WHAT IS BEING ASKED >>
State the count of lines below in which the word "avatar" appears, and add nothing.
Content starts
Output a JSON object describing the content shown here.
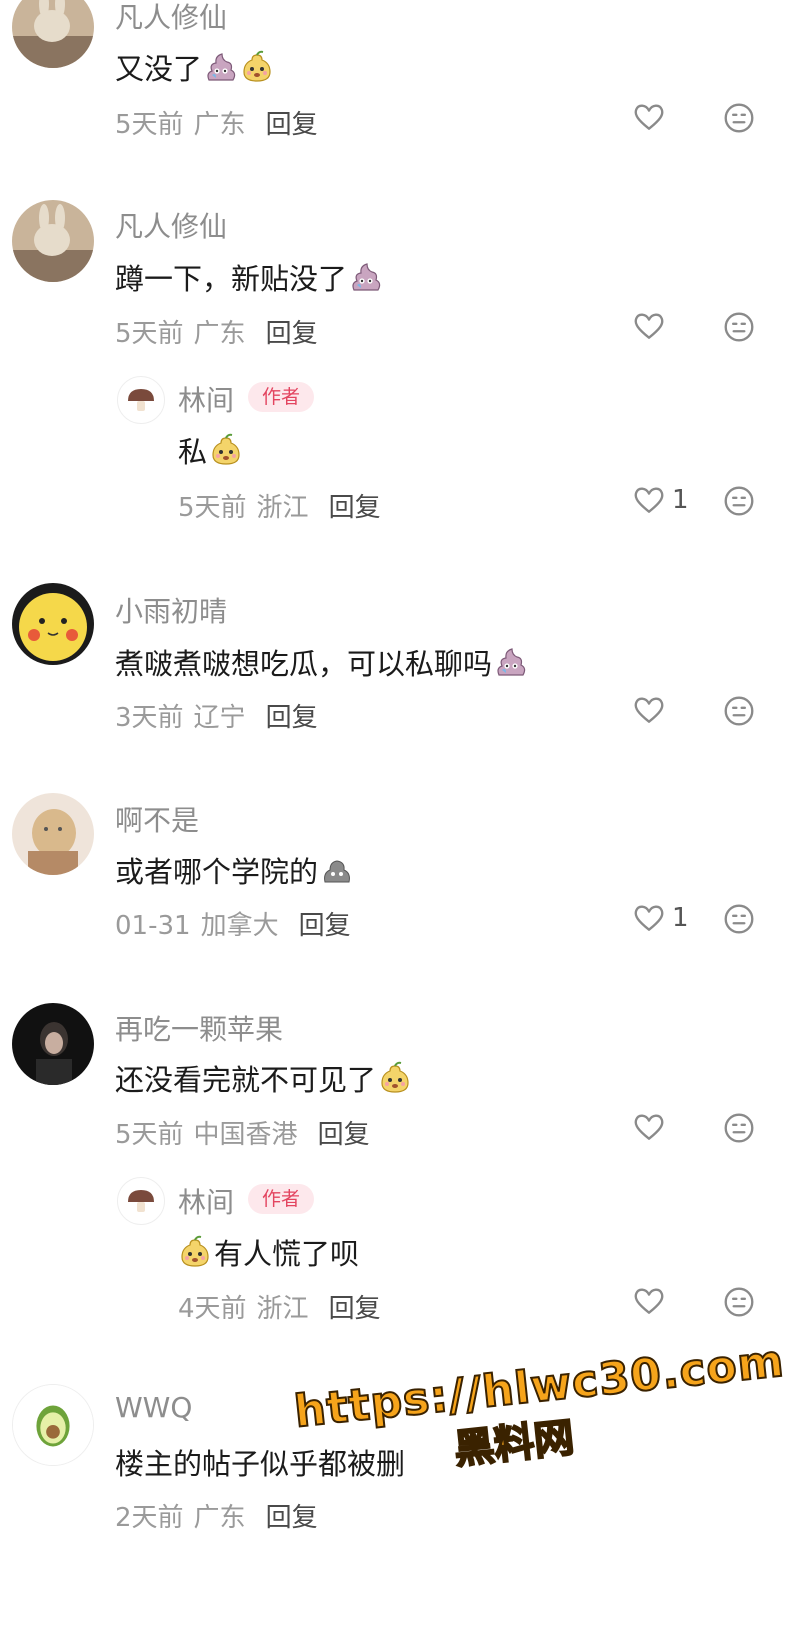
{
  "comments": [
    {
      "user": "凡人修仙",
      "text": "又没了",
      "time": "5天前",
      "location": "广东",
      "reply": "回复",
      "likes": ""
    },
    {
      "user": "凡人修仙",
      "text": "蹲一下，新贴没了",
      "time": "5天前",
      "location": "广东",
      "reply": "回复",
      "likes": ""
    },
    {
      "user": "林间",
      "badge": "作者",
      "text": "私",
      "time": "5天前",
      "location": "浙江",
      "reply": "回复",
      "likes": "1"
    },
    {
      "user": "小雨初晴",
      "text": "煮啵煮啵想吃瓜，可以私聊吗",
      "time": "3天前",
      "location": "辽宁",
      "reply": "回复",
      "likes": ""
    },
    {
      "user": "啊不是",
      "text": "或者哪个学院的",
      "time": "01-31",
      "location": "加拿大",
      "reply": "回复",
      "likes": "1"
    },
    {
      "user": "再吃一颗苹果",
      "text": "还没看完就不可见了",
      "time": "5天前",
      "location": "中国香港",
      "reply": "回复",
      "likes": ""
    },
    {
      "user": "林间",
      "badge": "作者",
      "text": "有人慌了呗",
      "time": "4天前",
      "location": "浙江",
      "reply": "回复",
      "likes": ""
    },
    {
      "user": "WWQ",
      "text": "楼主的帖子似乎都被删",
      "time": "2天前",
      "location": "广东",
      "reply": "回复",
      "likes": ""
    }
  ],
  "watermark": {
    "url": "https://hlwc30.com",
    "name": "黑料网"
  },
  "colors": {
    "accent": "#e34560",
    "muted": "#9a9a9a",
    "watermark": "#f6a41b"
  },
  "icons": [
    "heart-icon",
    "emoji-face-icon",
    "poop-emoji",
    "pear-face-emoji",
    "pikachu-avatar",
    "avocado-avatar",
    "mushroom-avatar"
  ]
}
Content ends
SOLUTION TO THIS TASK >>
3